(What the task asks)
Pull out every line below that contains the word "德威市红燕家纺".

Component data from apps and pages:
[Start of section]

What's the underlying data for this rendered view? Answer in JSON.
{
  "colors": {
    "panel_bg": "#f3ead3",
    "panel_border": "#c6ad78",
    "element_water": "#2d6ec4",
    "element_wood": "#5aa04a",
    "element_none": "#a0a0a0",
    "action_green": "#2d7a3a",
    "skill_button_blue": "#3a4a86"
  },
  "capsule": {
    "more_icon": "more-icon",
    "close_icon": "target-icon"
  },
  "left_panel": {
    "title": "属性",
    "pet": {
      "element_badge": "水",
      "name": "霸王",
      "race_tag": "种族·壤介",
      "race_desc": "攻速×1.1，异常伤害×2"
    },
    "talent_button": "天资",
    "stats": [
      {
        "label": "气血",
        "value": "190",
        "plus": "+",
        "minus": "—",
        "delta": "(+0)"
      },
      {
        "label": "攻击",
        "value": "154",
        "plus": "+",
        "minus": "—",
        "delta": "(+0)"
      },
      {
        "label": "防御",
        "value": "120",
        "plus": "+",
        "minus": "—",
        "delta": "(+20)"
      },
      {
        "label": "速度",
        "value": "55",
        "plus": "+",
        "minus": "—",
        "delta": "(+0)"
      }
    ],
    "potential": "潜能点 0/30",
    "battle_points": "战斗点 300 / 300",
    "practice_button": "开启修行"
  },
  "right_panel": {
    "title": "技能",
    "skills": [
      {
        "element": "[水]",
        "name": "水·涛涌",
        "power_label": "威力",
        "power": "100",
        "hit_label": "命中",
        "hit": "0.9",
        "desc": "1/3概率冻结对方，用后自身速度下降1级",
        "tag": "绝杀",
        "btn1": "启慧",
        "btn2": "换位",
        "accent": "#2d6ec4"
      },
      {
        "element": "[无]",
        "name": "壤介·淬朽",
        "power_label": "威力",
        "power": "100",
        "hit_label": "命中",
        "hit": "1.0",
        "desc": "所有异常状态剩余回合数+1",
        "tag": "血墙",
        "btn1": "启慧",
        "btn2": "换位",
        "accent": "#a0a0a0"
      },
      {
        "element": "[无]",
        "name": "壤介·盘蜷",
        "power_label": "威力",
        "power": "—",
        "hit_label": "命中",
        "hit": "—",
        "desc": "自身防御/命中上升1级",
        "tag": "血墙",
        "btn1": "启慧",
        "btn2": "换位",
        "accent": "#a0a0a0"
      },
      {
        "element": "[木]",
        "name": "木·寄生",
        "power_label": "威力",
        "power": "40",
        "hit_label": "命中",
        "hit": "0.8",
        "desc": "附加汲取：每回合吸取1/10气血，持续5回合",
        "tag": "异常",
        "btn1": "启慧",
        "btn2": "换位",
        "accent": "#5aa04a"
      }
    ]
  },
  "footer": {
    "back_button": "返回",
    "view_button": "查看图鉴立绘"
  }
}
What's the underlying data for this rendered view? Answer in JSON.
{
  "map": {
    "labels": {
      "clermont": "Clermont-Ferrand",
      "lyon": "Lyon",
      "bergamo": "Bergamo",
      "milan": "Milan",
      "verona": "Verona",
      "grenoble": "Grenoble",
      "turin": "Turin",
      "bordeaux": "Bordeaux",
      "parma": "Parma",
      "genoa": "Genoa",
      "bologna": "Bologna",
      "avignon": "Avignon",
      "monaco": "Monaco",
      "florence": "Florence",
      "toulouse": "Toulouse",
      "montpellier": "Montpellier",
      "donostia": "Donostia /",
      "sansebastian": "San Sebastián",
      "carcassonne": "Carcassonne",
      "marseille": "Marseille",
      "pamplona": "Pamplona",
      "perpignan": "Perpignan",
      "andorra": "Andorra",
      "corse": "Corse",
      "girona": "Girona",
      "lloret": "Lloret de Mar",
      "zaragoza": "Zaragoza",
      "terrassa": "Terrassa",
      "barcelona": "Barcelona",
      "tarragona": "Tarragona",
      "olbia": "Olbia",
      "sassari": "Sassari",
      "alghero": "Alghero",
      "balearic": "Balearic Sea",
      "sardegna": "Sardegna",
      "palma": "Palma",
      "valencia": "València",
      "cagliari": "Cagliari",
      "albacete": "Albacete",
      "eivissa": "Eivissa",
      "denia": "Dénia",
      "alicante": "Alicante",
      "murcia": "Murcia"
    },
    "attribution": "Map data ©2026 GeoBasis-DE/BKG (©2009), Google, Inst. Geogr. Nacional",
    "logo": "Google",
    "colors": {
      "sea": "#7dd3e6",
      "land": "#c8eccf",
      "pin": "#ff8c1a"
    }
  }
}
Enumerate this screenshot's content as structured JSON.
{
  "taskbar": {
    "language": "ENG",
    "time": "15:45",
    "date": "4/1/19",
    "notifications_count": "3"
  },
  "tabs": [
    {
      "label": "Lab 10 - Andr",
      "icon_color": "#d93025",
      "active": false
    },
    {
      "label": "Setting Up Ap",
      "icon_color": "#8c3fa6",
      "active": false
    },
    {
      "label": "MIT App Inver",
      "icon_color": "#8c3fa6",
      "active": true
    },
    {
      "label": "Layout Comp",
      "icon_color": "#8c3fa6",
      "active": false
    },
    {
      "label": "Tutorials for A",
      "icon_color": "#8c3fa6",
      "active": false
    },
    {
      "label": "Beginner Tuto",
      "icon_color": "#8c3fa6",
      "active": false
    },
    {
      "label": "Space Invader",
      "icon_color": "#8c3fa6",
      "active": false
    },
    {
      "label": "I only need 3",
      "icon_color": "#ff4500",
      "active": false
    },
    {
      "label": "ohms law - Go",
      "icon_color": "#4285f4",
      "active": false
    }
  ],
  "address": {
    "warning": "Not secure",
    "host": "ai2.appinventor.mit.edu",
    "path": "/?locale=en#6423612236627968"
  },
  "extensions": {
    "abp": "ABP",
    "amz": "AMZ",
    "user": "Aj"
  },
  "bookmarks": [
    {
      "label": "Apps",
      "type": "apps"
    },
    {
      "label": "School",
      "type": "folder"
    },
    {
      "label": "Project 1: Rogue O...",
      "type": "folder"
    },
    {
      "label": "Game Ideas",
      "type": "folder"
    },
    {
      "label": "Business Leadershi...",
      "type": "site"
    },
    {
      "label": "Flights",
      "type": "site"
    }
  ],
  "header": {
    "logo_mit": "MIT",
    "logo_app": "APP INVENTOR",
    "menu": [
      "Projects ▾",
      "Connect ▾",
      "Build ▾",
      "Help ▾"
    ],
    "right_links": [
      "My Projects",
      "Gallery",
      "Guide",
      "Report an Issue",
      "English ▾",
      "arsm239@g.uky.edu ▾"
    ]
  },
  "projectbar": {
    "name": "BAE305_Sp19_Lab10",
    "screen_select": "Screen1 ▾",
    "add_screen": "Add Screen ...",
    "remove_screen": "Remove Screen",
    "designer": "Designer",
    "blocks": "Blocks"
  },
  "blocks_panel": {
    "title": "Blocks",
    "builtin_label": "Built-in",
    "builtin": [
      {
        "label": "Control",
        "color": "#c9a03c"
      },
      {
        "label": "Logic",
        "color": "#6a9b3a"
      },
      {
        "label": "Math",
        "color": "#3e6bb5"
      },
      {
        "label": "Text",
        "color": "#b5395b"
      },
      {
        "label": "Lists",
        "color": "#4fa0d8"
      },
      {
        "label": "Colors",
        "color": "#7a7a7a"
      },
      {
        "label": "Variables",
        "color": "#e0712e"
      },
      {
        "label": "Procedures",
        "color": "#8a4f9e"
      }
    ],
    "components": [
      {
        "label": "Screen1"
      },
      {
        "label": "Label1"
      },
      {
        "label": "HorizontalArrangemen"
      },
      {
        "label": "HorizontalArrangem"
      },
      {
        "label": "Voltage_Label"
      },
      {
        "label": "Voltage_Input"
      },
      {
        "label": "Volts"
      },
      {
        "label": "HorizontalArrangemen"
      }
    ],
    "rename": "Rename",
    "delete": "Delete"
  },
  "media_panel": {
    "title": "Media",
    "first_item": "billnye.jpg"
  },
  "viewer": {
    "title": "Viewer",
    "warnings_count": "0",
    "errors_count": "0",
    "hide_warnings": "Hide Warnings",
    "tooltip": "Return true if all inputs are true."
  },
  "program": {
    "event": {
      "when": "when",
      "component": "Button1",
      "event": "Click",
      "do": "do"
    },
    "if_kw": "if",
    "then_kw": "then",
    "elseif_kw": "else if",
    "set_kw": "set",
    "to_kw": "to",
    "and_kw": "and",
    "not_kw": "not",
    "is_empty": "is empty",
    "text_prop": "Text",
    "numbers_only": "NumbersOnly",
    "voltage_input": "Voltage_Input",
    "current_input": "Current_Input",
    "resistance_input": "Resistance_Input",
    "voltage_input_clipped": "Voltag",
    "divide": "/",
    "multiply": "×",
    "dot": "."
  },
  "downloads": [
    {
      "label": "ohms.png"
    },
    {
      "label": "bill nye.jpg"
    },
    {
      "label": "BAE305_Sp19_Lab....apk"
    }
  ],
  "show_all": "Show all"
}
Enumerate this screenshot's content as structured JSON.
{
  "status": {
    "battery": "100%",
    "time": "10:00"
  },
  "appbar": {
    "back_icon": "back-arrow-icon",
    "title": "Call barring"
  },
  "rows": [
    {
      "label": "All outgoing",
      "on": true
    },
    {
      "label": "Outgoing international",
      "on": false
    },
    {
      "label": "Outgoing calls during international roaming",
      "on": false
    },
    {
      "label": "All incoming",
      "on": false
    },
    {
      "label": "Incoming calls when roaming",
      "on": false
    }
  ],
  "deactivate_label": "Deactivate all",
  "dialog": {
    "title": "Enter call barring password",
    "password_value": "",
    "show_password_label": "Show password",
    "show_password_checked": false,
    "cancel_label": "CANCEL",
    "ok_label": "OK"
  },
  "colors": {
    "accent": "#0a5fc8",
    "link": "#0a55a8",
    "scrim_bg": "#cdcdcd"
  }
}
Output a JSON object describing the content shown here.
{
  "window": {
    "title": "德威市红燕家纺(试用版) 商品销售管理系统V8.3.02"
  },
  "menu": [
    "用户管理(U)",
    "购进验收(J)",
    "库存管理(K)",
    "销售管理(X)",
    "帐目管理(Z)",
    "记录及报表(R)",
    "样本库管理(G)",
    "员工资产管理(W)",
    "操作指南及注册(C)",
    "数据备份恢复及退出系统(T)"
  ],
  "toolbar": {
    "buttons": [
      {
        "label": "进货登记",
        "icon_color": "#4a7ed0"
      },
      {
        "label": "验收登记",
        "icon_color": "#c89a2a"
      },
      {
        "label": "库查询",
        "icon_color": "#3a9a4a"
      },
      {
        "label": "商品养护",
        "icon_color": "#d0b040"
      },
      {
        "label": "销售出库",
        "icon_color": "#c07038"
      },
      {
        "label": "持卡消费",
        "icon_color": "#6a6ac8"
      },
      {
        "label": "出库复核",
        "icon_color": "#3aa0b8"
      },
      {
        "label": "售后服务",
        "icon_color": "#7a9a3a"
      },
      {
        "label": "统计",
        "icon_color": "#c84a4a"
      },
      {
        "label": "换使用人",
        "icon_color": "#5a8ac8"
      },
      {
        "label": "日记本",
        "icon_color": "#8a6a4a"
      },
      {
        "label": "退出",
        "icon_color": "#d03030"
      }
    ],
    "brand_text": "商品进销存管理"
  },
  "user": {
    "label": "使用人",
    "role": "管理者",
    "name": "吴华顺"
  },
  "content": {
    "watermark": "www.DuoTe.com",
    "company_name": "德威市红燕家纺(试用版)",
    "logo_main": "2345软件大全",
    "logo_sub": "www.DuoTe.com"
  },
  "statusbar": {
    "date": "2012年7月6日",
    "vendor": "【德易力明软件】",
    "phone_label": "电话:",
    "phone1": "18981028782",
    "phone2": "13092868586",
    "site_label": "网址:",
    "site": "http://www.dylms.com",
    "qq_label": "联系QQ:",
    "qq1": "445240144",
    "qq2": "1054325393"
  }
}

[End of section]

(Response area)
    "title": "德威市红燕家纺(试用版) 商品销售管理系统V8.3.02"
    "company_name": "德威市红燕家纺(试用版)",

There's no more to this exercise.